After completing a career assessment and beginning a college degree program, keeping updated on the consumer price index can also be helpful in determining the health of the economy. Particularly in business-related fields, this index can give quite a bit of information as to the health of the economy and the chances of landing a decent job upon graduation. As opposed to simple unemployment statistics, this information can actually offer a more detailed snapshot of the economy. Related details from the producer price index can also indicate the growth of business sectors and the costs of operating them.

By Career Explorer

Feb 25 2011

Stressful Jobs

The Most Stressful Jobs in America

With so many employment opportunities, it can be hard to pick the right career that fits your skills and knowledge. A career aptitude test asks you questions about your interests, skills, strengths and weaknesses. The aptitude test then gives you options on what careers may fit your personality and likes. It is not perfect, but it can help you get started on figuring out what career path you might want to consider. A free career aptitude test can be found online through many websites. However, be aware that there are some stressful jobs out there. No job is perfect, but if it’s something you love, then go for it.

One of the most stressful jobs in the United States is a real estate agent. This job is very competitive because of the many homes for sale and competitive real estate businesses. A lot of money is at stake and pay is based on commission. There is always the pressure of time because many people want to sell their homes as soon as possible. They work an average of nine and a half hours a day and the unemployment rate is between four and seven percent. Another stressful job is an advertising executive. They too are a very competitive business, under a lot of pressure, work the same hours as a real estate agent, but have higher unemployment rates exceeding 14 percent.

Public relations officers deal with a lot of competition and pressure in their nine hour work days. This industry also has a four to seven percent unemployment rate. Highway patrol officers and police officers do not deal with a lot of competition because their jobs are not fit for everybody. They spend a lot of time driving and have to be aware of reckless drivers. Commercial pilots work nine hour days with average pressure. This career is also not for everyone because many lives are in a pilot’s hand. The pressure of being in charge of a plane can be stressful for some.

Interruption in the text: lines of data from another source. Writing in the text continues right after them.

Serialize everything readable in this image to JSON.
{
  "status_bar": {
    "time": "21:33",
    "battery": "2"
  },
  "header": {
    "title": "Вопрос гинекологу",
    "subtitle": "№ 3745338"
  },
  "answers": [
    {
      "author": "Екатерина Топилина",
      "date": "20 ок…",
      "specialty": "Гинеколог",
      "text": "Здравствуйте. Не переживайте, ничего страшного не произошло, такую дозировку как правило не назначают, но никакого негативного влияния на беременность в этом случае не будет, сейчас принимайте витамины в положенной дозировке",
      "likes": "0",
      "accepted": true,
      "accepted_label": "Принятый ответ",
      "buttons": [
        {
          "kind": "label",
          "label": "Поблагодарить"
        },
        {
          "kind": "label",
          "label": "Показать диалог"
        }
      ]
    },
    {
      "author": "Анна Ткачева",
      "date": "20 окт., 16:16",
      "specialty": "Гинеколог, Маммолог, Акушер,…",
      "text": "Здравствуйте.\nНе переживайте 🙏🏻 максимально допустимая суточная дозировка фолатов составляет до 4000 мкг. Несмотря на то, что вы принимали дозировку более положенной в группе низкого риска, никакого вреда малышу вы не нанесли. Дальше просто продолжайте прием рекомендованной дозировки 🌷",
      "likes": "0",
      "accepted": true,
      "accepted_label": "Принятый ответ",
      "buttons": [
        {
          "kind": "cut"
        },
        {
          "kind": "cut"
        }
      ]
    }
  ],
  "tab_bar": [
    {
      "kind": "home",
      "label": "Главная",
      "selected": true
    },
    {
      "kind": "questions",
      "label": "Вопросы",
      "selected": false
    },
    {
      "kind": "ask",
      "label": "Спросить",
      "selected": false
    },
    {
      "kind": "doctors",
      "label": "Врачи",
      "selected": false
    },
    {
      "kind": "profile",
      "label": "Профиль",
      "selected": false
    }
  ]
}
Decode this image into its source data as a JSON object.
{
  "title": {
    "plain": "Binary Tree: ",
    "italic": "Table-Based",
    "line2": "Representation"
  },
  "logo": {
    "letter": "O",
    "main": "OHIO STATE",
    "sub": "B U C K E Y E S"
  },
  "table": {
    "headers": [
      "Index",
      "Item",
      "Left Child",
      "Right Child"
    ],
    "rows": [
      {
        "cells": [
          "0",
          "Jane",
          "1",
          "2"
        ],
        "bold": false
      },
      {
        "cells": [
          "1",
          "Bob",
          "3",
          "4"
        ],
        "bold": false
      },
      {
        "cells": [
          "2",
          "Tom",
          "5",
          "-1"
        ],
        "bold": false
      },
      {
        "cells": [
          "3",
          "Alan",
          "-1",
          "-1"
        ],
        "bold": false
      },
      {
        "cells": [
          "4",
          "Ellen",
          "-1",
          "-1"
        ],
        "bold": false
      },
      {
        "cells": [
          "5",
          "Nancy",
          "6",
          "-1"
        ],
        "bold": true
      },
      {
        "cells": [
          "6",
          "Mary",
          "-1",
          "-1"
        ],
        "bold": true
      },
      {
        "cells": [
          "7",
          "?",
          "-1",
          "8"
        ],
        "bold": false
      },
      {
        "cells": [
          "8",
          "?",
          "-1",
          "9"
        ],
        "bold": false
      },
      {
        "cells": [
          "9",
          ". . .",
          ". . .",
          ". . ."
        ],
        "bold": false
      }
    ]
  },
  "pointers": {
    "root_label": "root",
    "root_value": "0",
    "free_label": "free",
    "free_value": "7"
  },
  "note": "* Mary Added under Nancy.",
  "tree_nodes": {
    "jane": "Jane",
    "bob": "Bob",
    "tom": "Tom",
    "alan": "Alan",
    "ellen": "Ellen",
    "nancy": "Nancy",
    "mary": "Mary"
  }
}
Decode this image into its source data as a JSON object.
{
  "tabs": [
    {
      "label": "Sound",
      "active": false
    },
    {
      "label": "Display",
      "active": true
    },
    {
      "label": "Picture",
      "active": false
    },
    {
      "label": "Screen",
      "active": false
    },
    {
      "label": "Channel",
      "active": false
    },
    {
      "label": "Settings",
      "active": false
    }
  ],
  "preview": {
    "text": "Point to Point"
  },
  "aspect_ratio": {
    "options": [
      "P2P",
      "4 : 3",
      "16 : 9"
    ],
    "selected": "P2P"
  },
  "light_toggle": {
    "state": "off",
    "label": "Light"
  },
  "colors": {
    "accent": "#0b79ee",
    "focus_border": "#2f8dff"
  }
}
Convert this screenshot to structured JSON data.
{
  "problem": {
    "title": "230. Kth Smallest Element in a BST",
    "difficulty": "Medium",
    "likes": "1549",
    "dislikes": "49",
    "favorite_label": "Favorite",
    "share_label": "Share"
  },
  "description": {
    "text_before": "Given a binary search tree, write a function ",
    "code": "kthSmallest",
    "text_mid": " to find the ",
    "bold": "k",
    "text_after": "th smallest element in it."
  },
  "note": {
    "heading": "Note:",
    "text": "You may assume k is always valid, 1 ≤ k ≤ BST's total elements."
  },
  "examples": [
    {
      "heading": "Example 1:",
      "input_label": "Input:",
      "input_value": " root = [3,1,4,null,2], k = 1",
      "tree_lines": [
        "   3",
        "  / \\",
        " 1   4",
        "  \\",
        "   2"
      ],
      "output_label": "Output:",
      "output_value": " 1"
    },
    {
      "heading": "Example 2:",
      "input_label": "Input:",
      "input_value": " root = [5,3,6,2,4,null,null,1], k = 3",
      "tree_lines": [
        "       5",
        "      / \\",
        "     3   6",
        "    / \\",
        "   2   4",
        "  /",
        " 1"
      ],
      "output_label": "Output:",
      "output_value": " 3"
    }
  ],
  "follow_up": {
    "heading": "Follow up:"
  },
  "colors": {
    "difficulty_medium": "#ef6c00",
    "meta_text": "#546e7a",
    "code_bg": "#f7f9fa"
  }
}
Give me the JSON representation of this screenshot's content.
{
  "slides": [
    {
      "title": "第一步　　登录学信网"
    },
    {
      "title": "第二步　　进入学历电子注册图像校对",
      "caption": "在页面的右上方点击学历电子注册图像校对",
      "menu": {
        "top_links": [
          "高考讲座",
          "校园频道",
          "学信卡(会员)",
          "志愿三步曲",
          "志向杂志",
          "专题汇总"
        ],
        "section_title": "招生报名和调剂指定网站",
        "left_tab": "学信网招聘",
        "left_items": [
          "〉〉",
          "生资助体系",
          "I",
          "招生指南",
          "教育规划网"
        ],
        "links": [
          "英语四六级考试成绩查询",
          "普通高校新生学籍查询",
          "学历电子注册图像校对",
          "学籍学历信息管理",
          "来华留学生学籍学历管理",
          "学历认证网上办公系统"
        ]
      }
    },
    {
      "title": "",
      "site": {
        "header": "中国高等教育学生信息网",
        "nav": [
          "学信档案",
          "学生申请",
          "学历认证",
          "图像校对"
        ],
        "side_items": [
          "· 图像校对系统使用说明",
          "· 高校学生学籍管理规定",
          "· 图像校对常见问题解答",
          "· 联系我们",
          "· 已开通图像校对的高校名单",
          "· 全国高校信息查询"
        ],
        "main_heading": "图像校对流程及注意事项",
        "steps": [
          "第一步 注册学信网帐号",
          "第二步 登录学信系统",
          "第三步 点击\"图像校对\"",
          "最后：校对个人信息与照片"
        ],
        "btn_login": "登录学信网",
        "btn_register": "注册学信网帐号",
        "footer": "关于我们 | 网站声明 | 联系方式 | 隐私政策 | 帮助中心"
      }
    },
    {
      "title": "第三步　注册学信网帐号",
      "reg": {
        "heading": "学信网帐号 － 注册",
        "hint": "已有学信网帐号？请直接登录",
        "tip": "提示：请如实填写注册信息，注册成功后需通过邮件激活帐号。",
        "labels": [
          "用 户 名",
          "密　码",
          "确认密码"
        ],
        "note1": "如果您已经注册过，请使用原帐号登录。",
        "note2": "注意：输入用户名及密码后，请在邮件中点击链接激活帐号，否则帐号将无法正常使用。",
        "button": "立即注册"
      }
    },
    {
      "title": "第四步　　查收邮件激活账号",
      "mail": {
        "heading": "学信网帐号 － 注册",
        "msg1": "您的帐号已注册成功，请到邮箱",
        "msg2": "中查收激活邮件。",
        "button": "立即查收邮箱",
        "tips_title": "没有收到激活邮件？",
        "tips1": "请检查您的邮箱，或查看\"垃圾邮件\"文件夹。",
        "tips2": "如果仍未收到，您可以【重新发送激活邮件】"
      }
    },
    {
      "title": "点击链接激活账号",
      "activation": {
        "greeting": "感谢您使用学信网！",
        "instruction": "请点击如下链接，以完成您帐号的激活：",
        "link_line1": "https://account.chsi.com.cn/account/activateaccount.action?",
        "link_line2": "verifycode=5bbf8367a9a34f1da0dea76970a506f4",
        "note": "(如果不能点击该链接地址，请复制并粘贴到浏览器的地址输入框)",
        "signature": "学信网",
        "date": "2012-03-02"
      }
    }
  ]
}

Surgeons also have to deal with people’s lives in their hands. They work long eleven hour days and the stress can be high because of the competition and knowledge they must have. Taxi drivers are also under stress when a passenger is in a rush. The unemployment rate is very high because many people drive themselves or take public transportation.

Corporate executives work long business hours and deal with keeping a company profitable and well-liked. They are in charge of many things. Firefighters deal with saving lives and taking out fires quickly. Their stress levels can be high because they too work long shifts. The unemployment rate for these jobs is below four percent.

A career assessment test can tell you if what you want to major in college is right for you. It can also help people who are interested in a career change. A career assessment is a great tool in figuring out what you want to do for the rest of your life.

By Career Explorer